Task statement
Every line below must be reproduced exactly. Copy them all.

Data under study
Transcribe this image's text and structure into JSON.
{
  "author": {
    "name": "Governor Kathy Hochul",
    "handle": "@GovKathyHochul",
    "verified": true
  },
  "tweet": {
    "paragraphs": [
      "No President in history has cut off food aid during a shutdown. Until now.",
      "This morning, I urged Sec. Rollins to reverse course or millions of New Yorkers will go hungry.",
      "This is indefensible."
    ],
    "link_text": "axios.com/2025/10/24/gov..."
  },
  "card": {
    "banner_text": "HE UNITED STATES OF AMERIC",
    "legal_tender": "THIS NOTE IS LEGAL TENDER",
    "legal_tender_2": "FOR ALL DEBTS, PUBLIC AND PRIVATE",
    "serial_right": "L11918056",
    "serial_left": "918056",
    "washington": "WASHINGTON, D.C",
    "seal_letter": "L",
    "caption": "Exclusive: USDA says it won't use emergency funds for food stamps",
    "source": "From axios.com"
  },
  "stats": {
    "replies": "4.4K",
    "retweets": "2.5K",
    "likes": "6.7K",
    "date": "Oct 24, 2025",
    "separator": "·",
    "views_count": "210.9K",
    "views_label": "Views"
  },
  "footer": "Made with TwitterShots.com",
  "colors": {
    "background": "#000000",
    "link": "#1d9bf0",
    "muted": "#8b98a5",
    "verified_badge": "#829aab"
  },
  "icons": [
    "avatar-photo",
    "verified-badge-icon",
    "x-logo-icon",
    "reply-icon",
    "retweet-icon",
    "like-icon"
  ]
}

Result for this task
Transcribe this image's text and structure into JSON.
{
  "author": {
    "name": "Governor Kathy Hochul",
    "handle": "@GovKathyHochul",
    "verified": true
  },
  "tweet": {
    "paragraphs": [
      "No President in history has cut off food aid during a shutdown. Until now.",
      "This morning, I urged Sec. Rollins to reverse course or millions of New Yorkers will go hungry.",
      "This is indefensible."
    ],
    "link_text": "axios.com/2025/10/24/gov..."
  },
  "card": {
    "banner_text": "HE UNITED STATES OF AMERIC",
    "legal_tender": "THIS NOTE IS LEGAL TENDER",
    "legal_tender_2": "FOR ALL DEBTS, PUBLIC AND PRIVATE",
    "serial_right": "L11918056",
    "serial_left": "918056",
    "washington": "WASHINGTON, D.C",
    "seal_letter": "L",
    "caption": "Exclusive: USDA says it won't use emergency funds for food stamps",
    "source": "From axios.com"
  },
  "stats": {
    "replies": "4.4K",
    "retweets": "2.5K",
    "likes": "6.7K",
    "date": "Oct 24, 2025",
    "separator": "·",
    "views_count": "210.9K",
    "views_label": "Views"
  },
  "footer": "Made with TwitterShots.com",
  "colors": {
    "background": "#000000",
    "link": "#1d9bf0",
    "muted": "#8b98a5",
    "verified_badge": "#829aab"
  },
  "icons": [
    "avatar-photo",
    "verified-badge-icon",
    "x-logo-icon",
    "reply-icon",
    "retweet-icon",
    "like-icon"
  ]
}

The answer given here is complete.